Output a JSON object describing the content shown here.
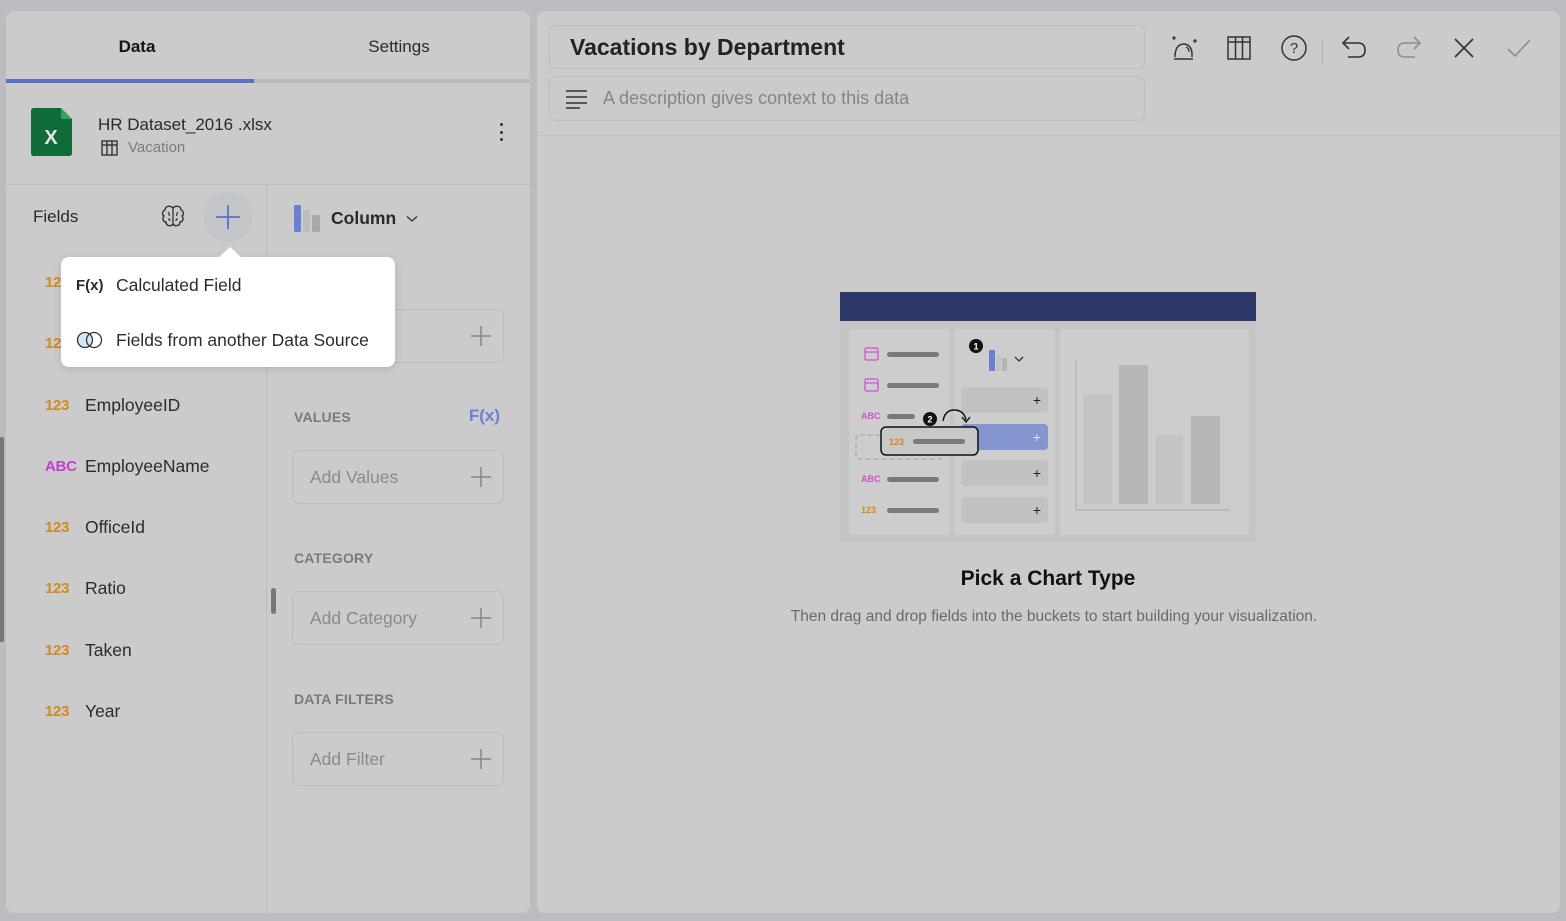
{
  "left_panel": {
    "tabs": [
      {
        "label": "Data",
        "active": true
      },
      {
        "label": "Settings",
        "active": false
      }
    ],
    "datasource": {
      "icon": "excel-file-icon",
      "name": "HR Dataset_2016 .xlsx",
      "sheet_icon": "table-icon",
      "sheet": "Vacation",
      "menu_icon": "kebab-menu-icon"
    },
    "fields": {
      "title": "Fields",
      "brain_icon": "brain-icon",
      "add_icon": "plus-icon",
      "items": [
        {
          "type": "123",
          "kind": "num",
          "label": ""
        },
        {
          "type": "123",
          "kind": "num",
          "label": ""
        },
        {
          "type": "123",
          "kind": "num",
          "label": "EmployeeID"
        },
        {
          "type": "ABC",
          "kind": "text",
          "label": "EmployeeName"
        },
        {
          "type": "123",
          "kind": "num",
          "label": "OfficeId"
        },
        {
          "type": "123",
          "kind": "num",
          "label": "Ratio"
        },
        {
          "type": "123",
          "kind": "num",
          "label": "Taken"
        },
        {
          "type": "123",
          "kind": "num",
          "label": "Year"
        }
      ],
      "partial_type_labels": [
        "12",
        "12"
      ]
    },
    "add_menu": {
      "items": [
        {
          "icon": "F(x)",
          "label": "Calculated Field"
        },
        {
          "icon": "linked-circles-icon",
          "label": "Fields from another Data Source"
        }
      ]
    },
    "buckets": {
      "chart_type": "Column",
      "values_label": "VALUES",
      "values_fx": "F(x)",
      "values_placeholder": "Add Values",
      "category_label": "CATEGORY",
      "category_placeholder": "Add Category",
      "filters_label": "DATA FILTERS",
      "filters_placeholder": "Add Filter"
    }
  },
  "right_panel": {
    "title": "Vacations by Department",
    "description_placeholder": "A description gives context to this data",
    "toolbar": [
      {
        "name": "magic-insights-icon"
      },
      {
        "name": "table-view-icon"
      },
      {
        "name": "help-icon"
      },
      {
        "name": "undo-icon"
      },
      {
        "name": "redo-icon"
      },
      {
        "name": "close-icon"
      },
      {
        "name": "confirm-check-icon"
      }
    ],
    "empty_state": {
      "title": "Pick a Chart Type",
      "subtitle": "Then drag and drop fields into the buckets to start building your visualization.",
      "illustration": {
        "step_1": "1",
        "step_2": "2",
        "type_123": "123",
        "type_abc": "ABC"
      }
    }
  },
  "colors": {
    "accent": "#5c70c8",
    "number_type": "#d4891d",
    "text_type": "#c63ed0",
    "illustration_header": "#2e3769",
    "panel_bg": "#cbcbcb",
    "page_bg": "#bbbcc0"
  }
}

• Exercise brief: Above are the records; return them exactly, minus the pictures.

• Response to this exercise:
Output a JSON object describing the content shown here.
{
  "left_panel": {
    "tabs": [
      {
        "label": "Data",
        "active": true
      },
      {
        "label": "Settings",
        "active": false
      }
    ],
    "datasource": {
      "icon": "excel-file-icon",
      "name": "HR Dataset_2016 .xlsx",
      "sheet_icon": "table-icon",
      "sheet": "Vacation",
      "menu_icon": "kebab-menu-icon"
    },
    "fields": {
      "title": "Fields",
      "brain_icon": "brain-icon",
      "add_icon": "plus-icon",
      "items": [
        {
          "type": "123",
          "kind": "num",
          "label": ""
        },
        {
          "type": "123",
          "kind": "num",
          "label": ""
        },
        {
          "type": "123",
          "kind": "num",
          "label": "EmployeeID"
        },
        {
          "type": "ABC",
          "kind": "text",
          "label": "EmployeeName"
        },
        {
          "type": "123",
          "kind": "num",
          "label": "OfficeId"
        },
        {
          "type": "123",
          "kind": "num",
          "label": "Ratio"
        },
        {
          "type": "123",
          "kind": "num",
          "label": "Taken"
        },
        {
          "type": "123",
          "kind": "num",
          "label": "Year"
        }
      ],
      "partial_type_labels": [
        "12",
        "12"
      ]
    },
    "add_menu": {
      "items": [
        {
          "icon": "F(x)",
          "label": "Calculated Field"
        },
        {
          "icon": "linked-circles-icon",
          "label": "Fields from another Data Source"
        }
      ]
    },
    "buckets": {
      "chart_type": "Column",
      "values_label": "VALUES",
      "values_fx": "F(x)",
      "values_placeholder": "Add Values",
      "category_label": "CATEGORY",
      "category_placeholder": "Add Category",
      "filters_label": "DATA FILTERS",
      "filters_placeholder": "Add Filter"
    }
  },
  "right_panel": {
    "title": "Vacations by Department",
    "description_placeholder": "A description gives context to this data",
    "toolbar": [
      {
        "name": "magic-insights-icon"
      },
      {
        "name": "table-view-icon"
      },
      {
        "name": "help-icon"
      },
      {
        "name": "undo-icon"
      },
      {
        "name": "redo-icon"
      },
      {
        "name": "close-icon"
      },
      {
        "name": "confirm-check-icon"
      }
    ],
    "empty_state": {
      "title": "Pick a Chart Type",
      "subtitle": "Then drag and drop fields into the buckets to start building your visualization.",
      "illustration": {
        "step_1": "1",
        "step_2": "2",
        "type_123": "123",
        "type_abc": "ABC"
      }
    }
  },
  "colors": {
    "accent": "#5c70c8",
    "number_type": "#d4891d",
    "text_type": "#c63ed0",
    "illustration_header": "#2e3769",
    "panel_bg": "#cbcbcb",
    "page_bg": "#bbbcc0"
  }
}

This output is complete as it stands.